What is technical analysis?admin
What is technical analysis? You must have heard about price chart analysis or so-called technical analysis. In this article, we intend to provide more comprehensive information about this type of analysis and examine its benefits.
If we want to define technical analysis in one sentence and briefly, technical analysis is the study of market behaviors using charts and with the aim of predicting the future price trend.
Price behavior always plays a major role in technical analysis, and trading volume behavior complements this principle. Price behavior and market behavior have the same meaning in many cases and are used interchangeably.
The following three basic topics are the basis of the logical topics of technical analysis:
- Everything is included in the price.
- Prices move according to trends.
- History repeats itself.
1 – Everything is included in the price
It can be argued that the phrase “everything is included in the price” is the basis of technical analysis. It may be futile to make progress in learning technical analysis until we understand it.
A technical analyst initially believes that anything that can affect the price, including political, fundamental, geographical, or other factors, is included in the price of a share.

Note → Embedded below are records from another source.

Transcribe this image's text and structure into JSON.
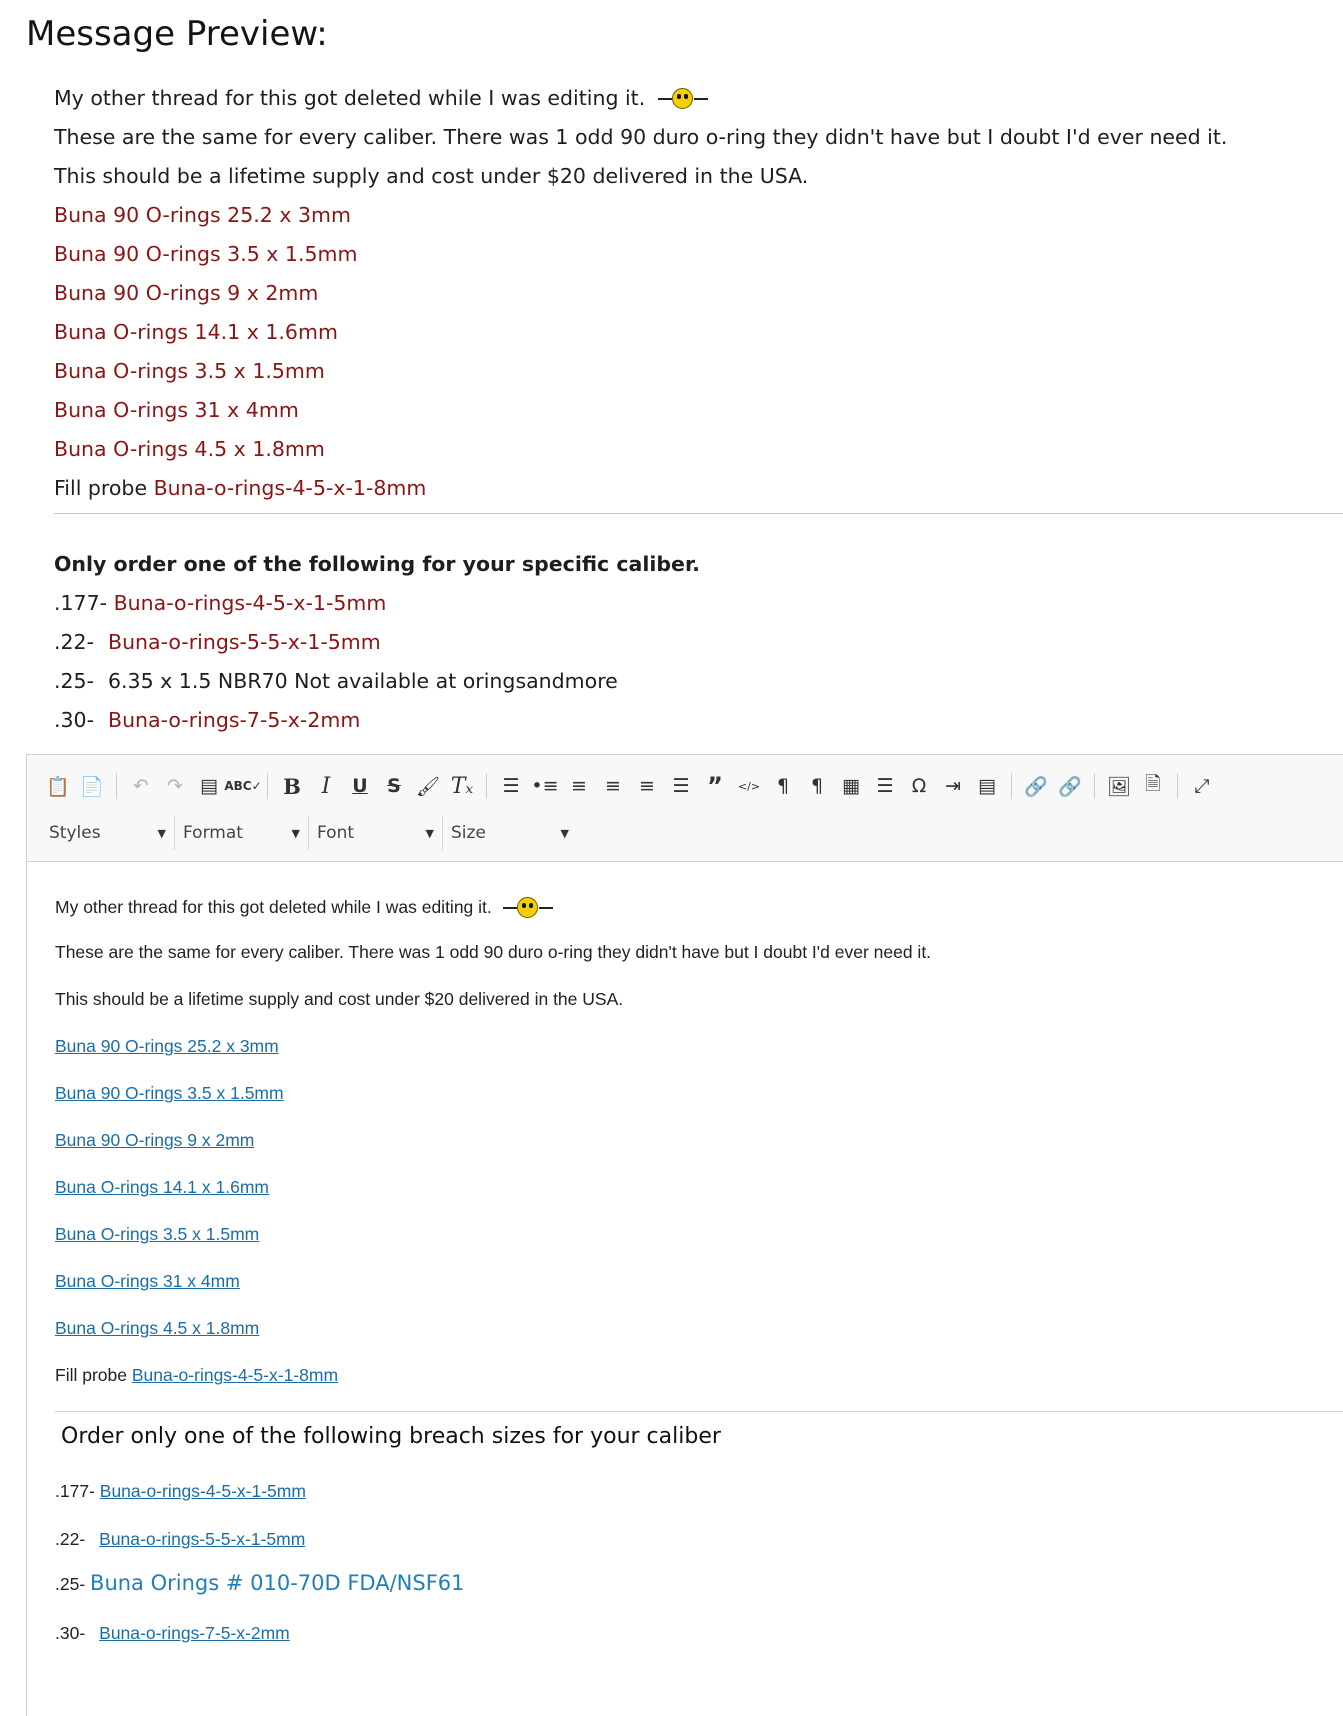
{
  "heading": "Message Preview:",
  "preview": {
    "line1": "My other thread for this got deleted while I was editing it.",
    "line2": "These are the same for every caliber. There was 1 odd 90 duro o-ring they didn't have but I doubt I'd ever need it.",
    "line3": "This should be a lifetime supply and cost under $20 delivered in the USA.",
    "links": [
      "Buna 90 O-rings 25.2 x 3mm",
      "Buna 90 O-rings 3.5 x 1.5mm",
      "Buna 90 O-rings 9 x 2mm",
      "Buna O-rings 14.1 x 1.6mm",
      "Buna O-rings 3.5 x 1.5mm",
      "Buna O-rings 31 x 4mm",
      "Buna O-rings 4.5 x 1.8mm"
    ],
    "fill_label": "Fill probe",
    "fill_link": "Buna-o-rings-4-5-x-1-8mm",
    "subheading": "Only order one of the following for your specific caliber.",
    "calibers": [
      {
        "cal": ".177-",
        "text": "Buna-o-rings-4-5-x-1-5mm"
      },
      {
        "cal": ".22-",
        "text": "Buna-o-rings-5-5-x-1-5mm"
      },
      {
        "cal": ".25-",
        "text": "6.35 x 1.5 NBR70 Not available at oringsandmore"
      },
      {
        "cal": ".30-",
        "text": "Buna-o-rings-7-5-x-2mm"
      }
    ]
  },
  "editor": {
    "combos": [
      "Styles",
      "Format",
      "Font",
      "Size"
    ],
    "line1": "My other thread for this got deleted while I was editing it.",
    "line2": "These are the same for every caliber. There was 1 odd 90 duro o-ring they didn't have but I doubt I'd ever need it.",
    "line3": "This should be a lifetime supply and cost under $20 delivered in the USA.",
    "links": [
      "Buna 90 O-rings 25.2 x 3mm",
      "Buna 90 O-rings 3.5 x 1.5mm",
      "Buna 90 O-rings 9 x 2mm",
      "Buna O-rings 14.1 x 1.6mm",
      "Buna O-rings 3.5 x 1.5mm",
      "Buna O-rings 31 x 4mm",
      "Buna O-rings 4.5 x 1.8mm"
    ],
    "fill_label": "Fill probe",
    "fill_link": "Buna-o-rings-4-5-x-1-8mm",
    "subheading": "Order only one of the following breach sizes for your caliber",
    "calibers": [
      {
        "cal": ".177-",
        "text": "Buna-o-rings-4-5-x-1-5mm"
      },
      {
        "cal": ".22-",
        "text": "Buna-o-rings-5-5-x-1-5mm"
      },
      {
        "cal": ".25-",
        "text": "Buna Orings # 010-70D FDA/NSF61"
      },
      {
        "cal": ".30-",
        "text": "Buna-o-rings-7-5-x-2mm"
      }
    ]
  },
  "colors": {
    "preview_link": "#8b1414",
    "editor_link": "#1a6ea8",
    "toolbar_bg": "#f8f8f8"
  }
}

After understanding and accepting the above sentence as an introduction to technical analysis, we come to the conclusion that price analysis is all we need.

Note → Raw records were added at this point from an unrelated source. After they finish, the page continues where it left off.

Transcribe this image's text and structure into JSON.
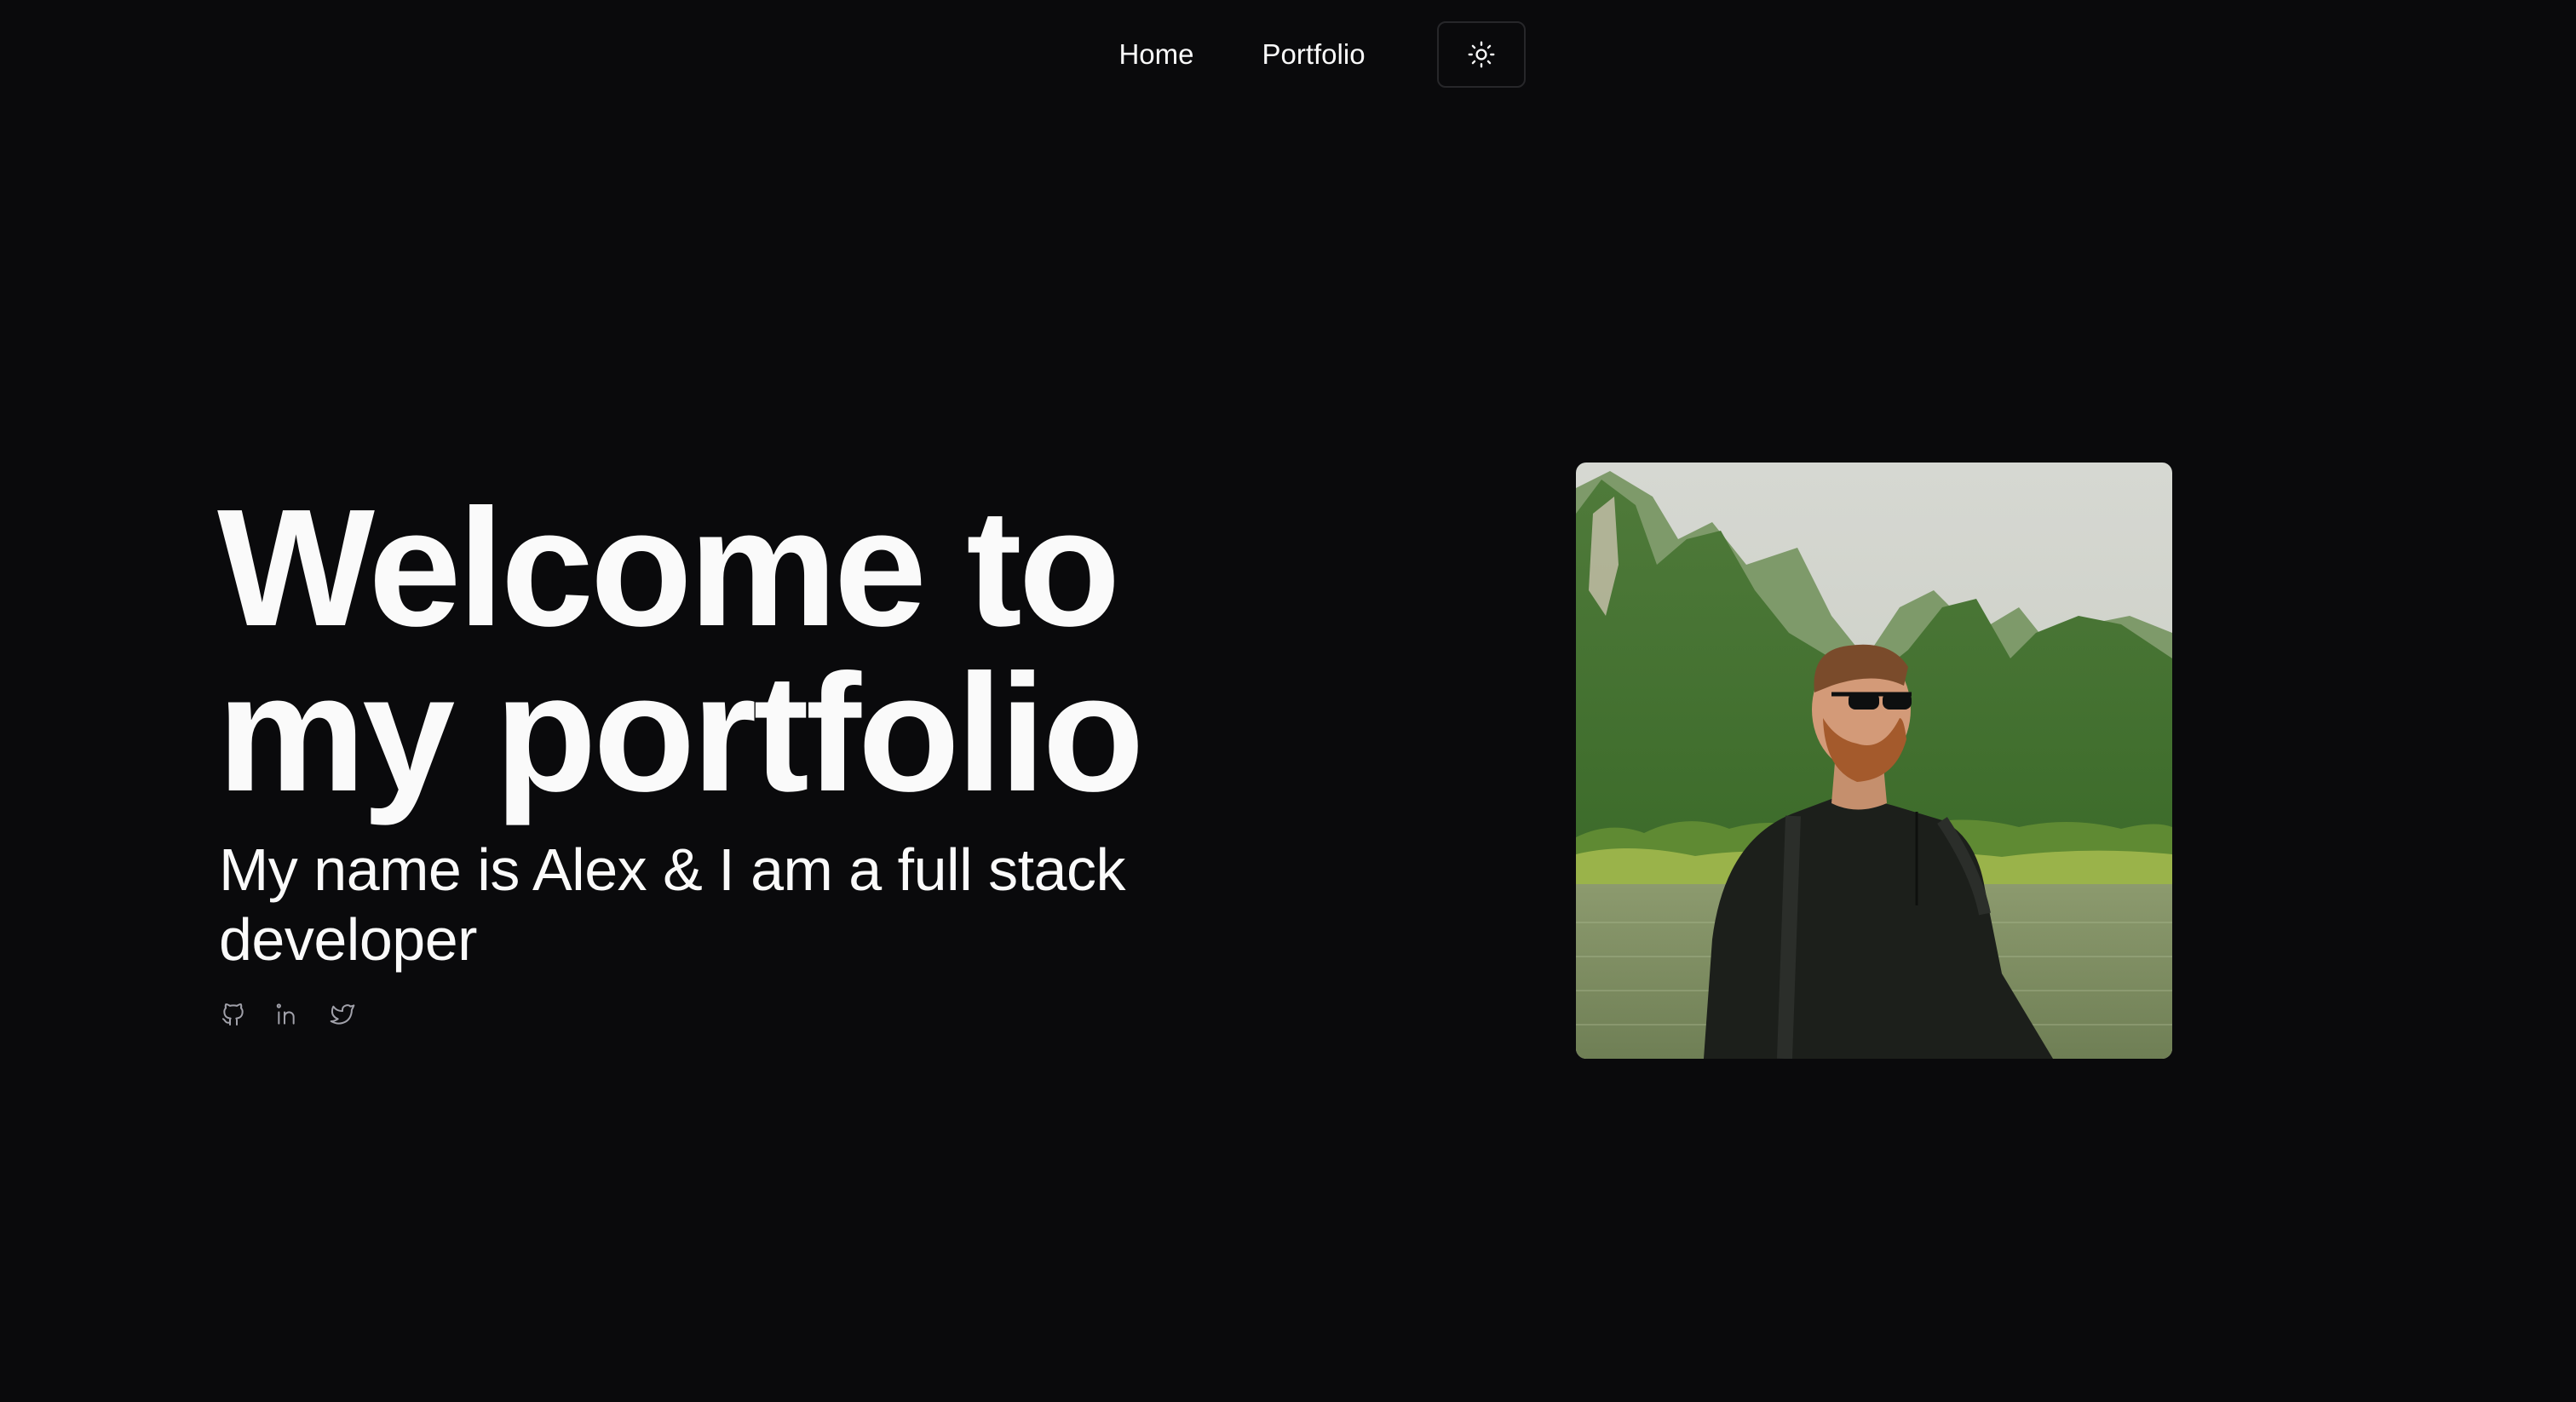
{
  "nav": {
    "links": [
      {
        "label": "Home"
      },
      {
        "label": "Portfolio"
      }
    ],
    "theme_toggle_icon": "sun-icon"
  },
  "hero": {
    "title": "Welcome to my portfolio",
    "subtitle": "My name is Alex & I am a full stack developer",
    "socials": [
      {
        "icon": "github-icon"
      },
      {
        "icon": "linkedin-icon"
      },
      {
        "icon": "twitter-icon"
      }
    ],
    "photo_subject": "man with sunglasses and beard in front of green karst mountains and a river"
  },
  "colors": {
    "background": "#0a0a0c",
    "text": "#fafafa",
    "border": "#27272a",
    "icon_muted": "#a1a1aa"
  }
}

It has taken a long time to prove this claim (which some analysts are also proud of) and no results have been obtained. All technical analysts believe that price changes are a function of supply and demand.
If demand exceeds supply then price will rise and if supply exceeds demand price will fall. These changes are the basis of all economic and fundamental forecasts. Technicians’ perception of this principle is that if prices rise for any reason, then demand must outweigh supply and fundamentals must have affected them, and if prices fall, fundamental fundamentals must be ineffective.
So in this article we come to the conclusion that a technical analyst also studies fundamental issues in some way.
The vast majority of technical analysts believe that the force that changes the direction of supply and demand is the result of fundamental changes in the market economy, and that the same force affects prices.
- What is technical analysis?
Charts are never the only reason prices go up or down.
It is a rule that the technical analyst is by no means looking for a reason to change the direction of prices.
Most of the time at the beginning of a trend or at the point of change of price direction from increase to decrease or vice versa no one knows for sure the reason for this change of direction.
(Actually, the technical analyst does not care what it is and only focuses on price and volume.) The technical analyst can easily identify the change in a timely manner and measure its sustainability using patterns.
Keep in mind, as long as a technical analyst maintains that everything is priced, he or she will be able to make more profit from many experienced marketers (who do not use the tool).
Accepting the phrase “everything is included in the price” as a first step is tantamount to acknowledging the importance of checking the price.
An analyst does not necessarily need to be smarter than the market or able to make astonishing predictions about price changes.
By examining the price trend with the help of various technical tools such as indicators, a technical analyst can identify and select the best time to buy and sell stocks.
2 – Prices move according to trends
It is necessary to accept the concept that prices move according to trends. Here, too, the attempt to learn technical analysis is futile until we come to believe in this principle.
The purpose of a price chart is to identify trends and predict the direction of the trend before future prices determine future trends.
There is a proven theory that prices move on trends, or in other words, prices tend to maintain their current trend, rather than change direction.
This law is another expression of Newton’s first law of motion. It may also be argued that prices will continue to move in their current direction until the deterrents stop them.
This law is one of the strong claims of technical analysts. They believe that trends maintain their direction as long as they are not influenced by external factors.
3 – History repeats itself
A large part of the topics of technical analysis and the study of market behaviors are similar to psychology in humans.
For example, the patterns in the charts drawn several years ago accurately reflect the psychological impact of the issues of that period on the price trend
The charts clearly reveal the psychology of the market .
Since patterns have worked well in the past, it has been assumed that they will respond just as well in the future. They are based on the principles of psychology, which makes us accept them as a fixed principle and can trust them.
Another expression of this is to say: history repeats itself, and this is the key to predicting the future through the analysis of the past, or to say that the future is nothing but the repetition of the past…